WASHINGTON – The Department of Agriculture on Friday approved four Chinese poultry processors to begin shipping a limited amount of meat to the United States, a move that is likely to add to the debate over food imports.
Initially, the companies will be allowed to export only cooked poultry products from birds raised in the United States and Canada. But critics predicted that the government eventually would expand the rules so that chickens and turkeys bred in China could end up in the U.S. market.
“This is the first step towards allowing China to export its own domestic chickens to the U.S.,” said Tony Corbo, a lobbyist for Food and Water Watch, an advocacy group that works to promote food safety.

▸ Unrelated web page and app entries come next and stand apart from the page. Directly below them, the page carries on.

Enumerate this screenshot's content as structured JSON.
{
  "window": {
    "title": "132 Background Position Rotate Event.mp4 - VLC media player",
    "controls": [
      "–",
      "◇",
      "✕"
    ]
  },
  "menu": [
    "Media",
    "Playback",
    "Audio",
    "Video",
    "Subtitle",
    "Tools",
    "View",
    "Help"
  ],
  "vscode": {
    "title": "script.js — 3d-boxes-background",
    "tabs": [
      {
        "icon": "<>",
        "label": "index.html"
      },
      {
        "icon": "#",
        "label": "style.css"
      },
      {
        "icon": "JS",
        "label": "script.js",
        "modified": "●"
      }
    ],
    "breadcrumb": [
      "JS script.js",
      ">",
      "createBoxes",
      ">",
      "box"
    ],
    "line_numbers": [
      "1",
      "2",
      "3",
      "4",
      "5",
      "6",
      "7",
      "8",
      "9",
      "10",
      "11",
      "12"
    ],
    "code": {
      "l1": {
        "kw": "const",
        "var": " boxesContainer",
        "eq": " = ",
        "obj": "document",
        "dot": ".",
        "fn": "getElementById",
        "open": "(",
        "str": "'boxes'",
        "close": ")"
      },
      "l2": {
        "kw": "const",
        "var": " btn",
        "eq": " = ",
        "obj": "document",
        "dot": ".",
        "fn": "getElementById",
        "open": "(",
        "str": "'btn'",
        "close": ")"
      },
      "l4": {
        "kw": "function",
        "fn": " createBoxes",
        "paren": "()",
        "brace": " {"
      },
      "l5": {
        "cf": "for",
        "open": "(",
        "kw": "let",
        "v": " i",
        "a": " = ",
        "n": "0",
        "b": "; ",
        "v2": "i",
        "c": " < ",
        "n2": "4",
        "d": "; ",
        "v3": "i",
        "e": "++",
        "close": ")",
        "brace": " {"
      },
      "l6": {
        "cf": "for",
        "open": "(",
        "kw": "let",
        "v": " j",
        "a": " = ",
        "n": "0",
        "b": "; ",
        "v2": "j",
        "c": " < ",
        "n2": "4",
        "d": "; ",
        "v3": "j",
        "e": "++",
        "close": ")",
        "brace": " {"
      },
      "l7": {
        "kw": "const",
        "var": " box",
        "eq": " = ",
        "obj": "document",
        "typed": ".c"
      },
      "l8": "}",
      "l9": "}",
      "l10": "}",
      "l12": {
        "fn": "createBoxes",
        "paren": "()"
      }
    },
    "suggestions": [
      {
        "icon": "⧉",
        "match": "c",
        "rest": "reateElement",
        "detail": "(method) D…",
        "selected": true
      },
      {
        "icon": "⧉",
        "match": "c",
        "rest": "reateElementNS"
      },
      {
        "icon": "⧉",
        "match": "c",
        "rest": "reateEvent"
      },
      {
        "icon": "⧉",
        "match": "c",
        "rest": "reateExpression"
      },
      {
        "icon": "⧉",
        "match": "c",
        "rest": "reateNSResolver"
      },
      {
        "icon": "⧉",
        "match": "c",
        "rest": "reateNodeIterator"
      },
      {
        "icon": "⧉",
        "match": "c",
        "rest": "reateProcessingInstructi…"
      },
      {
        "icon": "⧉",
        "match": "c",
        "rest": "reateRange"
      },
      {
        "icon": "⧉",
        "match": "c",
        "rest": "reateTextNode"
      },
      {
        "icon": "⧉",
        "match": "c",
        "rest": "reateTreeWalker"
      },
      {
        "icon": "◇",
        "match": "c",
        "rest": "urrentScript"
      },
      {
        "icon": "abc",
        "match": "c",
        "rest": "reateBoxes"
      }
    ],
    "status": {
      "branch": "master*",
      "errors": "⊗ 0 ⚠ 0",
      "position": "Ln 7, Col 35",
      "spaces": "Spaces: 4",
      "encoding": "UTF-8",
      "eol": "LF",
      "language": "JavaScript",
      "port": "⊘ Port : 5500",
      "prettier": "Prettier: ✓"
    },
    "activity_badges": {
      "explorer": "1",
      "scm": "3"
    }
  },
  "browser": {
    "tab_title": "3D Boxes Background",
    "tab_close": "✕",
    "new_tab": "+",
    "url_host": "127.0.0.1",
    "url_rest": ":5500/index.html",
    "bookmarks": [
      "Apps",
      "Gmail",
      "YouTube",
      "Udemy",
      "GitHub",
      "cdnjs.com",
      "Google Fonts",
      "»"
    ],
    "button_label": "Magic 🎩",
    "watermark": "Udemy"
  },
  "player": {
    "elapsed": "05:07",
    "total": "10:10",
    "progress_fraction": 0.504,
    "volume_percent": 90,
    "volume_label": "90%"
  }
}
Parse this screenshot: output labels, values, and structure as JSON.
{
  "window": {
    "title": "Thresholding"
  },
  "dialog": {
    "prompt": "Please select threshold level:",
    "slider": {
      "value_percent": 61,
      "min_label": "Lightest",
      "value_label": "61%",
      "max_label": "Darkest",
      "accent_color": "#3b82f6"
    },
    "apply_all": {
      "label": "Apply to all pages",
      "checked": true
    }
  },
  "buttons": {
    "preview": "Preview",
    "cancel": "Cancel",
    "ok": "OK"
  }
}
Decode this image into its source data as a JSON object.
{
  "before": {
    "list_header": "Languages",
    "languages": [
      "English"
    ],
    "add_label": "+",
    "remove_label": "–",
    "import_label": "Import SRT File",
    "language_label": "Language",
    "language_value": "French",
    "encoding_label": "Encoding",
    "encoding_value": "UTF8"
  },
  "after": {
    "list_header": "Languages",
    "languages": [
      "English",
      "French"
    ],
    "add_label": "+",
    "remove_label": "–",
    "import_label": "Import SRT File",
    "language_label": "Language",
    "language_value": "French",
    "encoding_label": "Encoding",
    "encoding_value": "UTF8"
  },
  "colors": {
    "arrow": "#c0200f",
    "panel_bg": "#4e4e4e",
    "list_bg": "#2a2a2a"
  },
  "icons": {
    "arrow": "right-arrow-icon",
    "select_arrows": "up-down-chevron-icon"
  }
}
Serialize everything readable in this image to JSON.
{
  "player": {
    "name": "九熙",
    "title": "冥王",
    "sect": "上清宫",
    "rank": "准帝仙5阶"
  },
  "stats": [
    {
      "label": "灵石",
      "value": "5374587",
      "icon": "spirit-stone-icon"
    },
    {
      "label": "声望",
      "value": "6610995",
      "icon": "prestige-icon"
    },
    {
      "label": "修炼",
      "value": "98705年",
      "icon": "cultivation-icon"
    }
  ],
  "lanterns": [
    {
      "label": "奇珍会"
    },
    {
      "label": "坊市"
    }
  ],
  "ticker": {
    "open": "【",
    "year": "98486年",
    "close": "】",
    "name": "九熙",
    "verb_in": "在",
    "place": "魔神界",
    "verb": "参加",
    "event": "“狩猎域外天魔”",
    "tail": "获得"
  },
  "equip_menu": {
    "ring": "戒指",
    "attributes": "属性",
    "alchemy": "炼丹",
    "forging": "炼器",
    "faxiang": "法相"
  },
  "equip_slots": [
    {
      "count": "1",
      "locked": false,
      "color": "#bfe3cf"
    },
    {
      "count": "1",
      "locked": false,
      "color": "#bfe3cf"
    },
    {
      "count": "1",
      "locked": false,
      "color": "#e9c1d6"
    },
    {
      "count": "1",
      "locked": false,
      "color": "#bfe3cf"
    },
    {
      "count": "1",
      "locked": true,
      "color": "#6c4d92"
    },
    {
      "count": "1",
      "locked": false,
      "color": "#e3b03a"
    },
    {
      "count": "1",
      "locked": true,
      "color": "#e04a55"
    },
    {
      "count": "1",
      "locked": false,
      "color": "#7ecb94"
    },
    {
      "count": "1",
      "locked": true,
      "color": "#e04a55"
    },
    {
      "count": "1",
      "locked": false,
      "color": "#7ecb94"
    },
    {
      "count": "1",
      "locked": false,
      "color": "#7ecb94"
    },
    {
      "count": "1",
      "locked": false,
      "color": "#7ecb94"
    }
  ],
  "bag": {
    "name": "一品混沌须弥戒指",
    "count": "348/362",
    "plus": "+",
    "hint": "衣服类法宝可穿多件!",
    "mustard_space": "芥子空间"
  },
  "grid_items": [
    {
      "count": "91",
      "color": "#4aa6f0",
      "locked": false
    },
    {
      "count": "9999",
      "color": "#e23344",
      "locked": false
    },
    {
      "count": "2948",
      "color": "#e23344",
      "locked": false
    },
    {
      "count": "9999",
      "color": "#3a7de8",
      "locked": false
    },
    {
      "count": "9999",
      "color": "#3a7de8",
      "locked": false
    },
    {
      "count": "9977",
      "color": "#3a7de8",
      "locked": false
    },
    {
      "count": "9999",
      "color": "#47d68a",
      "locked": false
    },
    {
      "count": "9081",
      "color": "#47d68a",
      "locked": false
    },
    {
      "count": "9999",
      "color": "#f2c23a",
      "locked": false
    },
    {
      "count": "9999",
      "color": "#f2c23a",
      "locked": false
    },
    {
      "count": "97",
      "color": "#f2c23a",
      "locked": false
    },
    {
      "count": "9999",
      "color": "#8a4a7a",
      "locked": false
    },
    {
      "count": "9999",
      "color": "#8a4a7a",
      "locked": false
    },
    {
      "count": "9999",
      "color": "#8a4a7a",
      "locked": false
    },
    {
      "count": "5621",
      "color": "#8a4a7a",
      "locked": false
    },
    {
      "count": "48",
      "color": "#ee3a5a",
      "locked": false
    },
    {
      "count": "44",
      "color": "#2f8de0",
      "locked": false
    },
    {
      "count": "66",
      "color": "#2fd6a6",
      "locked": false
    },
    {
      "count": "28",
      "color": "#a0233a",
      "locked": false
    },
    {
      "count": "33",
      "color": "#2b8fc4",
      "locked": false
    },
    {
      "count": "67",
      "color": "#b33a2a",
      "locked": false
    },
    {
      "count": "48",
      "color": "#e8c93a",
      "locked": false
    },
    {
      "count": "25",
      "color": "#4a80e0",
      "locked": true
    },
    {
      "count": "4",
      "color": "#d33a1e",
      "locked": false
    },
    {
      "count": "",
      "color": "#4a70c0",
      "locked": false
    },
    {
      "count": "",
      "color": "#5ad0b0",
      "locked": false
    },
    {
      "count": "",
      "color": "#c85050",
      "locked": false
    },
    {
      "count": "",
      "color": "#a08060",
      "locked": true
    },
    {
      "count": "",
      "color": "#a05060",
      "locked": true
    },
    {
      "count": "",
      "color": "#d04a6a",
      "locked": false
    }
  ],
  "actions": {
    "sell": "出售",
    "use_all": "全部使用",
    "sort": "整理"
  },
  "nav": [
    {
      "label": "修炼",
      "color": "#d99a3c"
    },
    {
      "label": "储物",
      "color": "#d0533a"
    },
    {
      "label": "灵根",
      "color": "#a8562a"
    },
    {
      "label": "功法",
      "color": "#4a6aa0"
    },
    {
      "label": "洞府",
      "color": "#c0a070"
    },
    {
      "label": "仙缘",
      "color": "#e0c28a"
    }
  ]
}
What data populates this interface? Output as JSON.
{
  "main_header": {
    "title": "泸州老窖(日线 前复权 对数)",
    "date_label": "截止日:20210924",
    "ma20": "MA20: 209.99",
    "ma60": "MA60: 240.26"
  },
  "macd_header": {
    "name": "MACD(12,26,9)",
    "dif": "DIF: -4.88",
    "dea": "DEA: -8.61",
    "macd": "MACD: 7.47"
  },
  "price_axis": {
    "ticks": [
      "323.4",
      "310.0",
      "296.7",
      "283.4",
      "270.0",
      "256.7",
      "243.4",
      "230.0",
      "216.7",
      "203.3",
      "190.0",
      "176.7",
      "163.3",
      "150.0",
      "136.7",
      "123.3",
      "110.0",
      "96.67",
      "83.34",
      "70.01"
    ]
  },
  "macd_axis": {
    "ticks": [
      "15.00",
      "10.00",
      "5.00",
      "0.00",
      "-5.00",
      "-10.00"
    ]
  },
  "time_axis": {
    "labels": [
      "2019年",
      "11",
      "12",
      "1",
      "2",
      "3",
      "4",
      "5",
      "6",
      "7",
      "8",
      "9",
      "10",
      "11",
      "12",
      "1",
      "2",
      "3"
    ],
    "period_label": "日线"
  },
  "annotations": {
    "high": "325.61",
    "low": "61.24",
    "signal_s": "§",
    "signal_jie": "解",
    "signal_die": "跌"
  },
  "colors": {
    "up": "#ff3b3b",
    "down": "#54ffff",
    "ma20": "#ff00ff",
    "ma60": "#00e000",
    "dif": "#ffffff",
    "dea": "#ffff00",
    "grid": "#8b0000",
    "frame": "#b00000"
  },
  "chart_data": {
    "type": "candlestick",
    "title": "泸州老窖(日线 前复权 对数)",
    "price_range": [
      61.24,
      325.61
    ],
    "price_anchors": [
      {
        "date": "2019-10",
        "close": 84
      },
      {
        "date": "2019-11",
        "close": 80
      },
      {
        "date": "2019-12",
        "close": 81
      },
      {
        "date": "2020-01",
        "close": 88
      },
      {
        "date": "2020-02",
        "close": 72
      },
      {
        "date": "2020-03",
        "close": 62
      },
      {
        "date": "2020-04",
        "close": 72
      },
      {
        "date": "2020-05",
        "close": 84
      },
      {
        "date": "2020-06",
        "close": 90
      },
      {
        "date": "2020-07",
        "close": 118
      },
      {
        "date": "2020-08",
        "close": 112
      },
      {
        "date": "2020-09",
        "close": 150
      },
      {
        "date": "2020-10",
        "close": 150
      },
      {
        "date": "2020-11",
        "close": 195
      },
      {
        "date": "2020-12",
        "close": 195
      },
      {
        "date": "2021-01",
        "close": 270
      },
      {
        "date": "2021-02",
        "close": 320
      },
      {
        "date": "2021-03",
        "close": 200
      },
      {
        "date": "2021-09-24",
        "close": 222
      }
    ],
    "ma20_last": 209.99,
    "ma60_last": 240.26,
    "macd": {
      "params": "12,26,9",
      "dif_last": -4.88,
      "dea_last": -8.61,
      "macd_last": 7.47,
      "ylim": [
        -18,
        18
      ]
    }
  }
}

The USDA’s decision follows years of wrangling over the issue and comes as Americans are increasingly focused on the origin of their food.
In recent years, imports have been the source of contamination, prompting broader worries about food safety. The Food and Drug Administration just released an analysis of imported spices, showing high levels of salmonella in coriander, oregano, sesame seeds and curry powder.
China does not have the best track record for food safety, and its chicken products in particular have raised questions.
Recently, an FDA investigation tied the deaths of more than 500 dogs and a handful of cats to chicken jerky treats that came from China. The treats also were blamed for sickening more than 2,500 other animals.
NEW YORK TIMES